The doctrine of citizen’s arrest in the United States has been ignored for far too long. In every jurisdiction in the United States, a private person may lawfully detain another and often may even use physical force to do so. Placing such power in the hands of ordinary, untrained individuals creates the possibility that citizens will misuse or abuse the privilege, sometimes with serious consequences for both the arrestor and the arrestee. This risk is compounded by the disparate treatment of the citizen’s arrest doctrine in different jurisdictions and the ambiguities inherent in many of the doctrine’s key features—such as whether one may arrest another only on suspicion of a felony, or also for a misdemeanor or breach of the peace; the level of probable cause required to make an arrest; the length of detention that is legally permitted; and the appropriate amount of force used to effectuate the arrest. Citizen’s arrest arose in medieval times as a direct result of the lack of an organized police force and practical modes of transportation to get to the scene of a crime expeditiously. Citizens had a positive duty to assist the King in seeking out suspected offenders and detaining them. However, citizen’s arrest is a doctrine whose time should have passed many decades—or centuries—ago. As official police forces became the norm, the need for citizen’s arrest dissipated. Yet these arrests are still authorized throughout the United States today, whether by common law or by statute. With the core principles of citizen’s arrest in flux, it is exceedingly difficult for private individuals to understand the doctrine’s subtleties and to effectuate arrests lawfully, safely, and without fear of reprisal. Implementation is ripe for abuse. Moreover, citizen’s arrests performed by private persons acting collectively as volunteer watch groups, such as the Guardian Angels, are equally susceptible to misuse. Therefore, this Article recommends drastic restrictions on the scope of the citizen’s arrest doctrine in general and that its use be confined to three categories: shopkeepers, out-of-jurisdiction police, and private police forces with appropriate training and oversight. In all other instances, the doctrine of citizen’s arrest should be abolished.

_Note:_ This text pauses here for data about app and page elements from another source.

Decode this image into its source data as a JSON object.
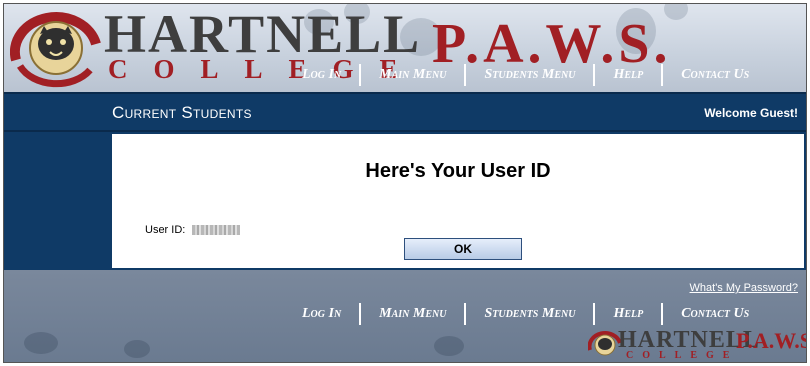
{
  "branding": {
    "name": "HARTNELL",
    "college": "COLLEGE",
    "product": "P.A.W.S."
  },
  "nav": {
    "items": [
      "Log In",
      "Main Menu",
      "Students Menu",
      "Help",
      "Contact Us"
    ]
  },
  "section": {
    "title": "Current Students",
    "welcome": "Welcome Guest!"
  },
  "main": {
    "heading": "Here's Your User ID",
    "user_id_label": "User ID:",
    "user_id_value": "",
    "ok_label": "OK"
  },
  "footer": {
    "password_link": "What's My Password?"
  },
  "colors": {
    "brand_red": "#a11f24",
    "navy": "#0f3a66",
    "header_grey": "#c9d2de"
  }
}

Robbins, Ira, "Vilifying the Vigilante: A Narrowed Scope of Citizen's Arrest" (2016). Articles in Law Reviews & Other Academic Journals. 545.